Exercise details:
Your answer should be every line of the records that contains the word "Swipe", copied as it stands.

(Items listed in a dataset)

*-*-*

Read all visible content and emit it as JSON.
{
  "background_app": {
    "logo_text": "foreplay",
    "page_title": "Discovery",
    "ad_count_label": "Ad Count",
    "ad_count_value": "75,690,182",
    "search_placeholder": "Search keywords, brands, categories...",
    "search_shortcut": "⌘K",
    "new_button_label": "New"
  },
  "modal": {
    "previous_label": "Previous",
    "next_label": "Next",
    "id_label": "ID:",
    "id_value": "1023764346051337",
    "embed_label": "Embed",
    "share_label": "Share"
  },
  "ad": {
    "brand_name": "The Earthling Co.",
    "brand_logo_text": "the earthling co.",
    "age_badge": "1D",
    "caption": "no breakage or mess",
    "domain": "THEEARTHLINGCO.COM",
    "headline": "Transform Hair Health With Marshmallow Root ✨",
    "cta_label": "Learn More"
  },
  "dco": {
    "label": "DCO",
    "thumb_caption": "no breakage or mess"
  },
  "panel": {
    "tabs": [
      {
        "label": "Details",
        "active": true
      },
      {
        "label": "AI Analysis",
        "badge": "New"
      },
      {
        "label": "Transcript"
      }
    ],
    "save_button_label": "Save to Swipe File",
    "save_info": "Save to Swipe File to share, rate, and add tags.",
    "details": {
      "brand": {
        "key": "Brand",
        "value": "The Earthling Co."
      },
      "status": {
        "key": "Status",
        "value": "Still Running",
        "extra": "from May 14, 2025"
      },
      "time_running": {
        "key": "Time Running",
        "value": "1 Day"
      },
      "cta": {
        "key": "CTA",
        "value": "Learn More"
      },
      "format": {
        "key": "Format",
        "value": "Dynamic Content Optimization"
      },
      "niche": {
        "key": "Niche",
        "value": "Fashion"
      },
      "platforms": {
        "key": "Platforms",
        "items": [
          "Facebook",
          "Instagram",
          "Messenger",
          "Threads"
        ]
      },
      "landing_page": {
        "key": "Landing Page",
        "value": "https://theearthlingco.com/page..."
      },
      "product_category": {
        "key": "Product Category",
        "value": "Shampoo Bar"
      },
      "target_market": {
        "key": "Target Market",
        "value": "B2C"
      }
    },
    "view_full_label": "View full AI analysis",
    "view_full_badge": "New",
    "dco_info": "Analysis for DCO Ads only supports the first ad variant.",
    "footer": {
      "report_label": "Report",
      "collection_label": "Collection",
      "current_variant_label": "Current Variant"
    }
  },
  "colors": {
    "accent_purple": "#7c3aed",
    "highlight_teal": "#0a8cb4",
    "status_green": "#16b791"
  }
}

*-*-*

Solution below:
    "save_button_label": "Save to Swipe File",
    "save_info": "Save to Swipe File to share, rate, and add tags.",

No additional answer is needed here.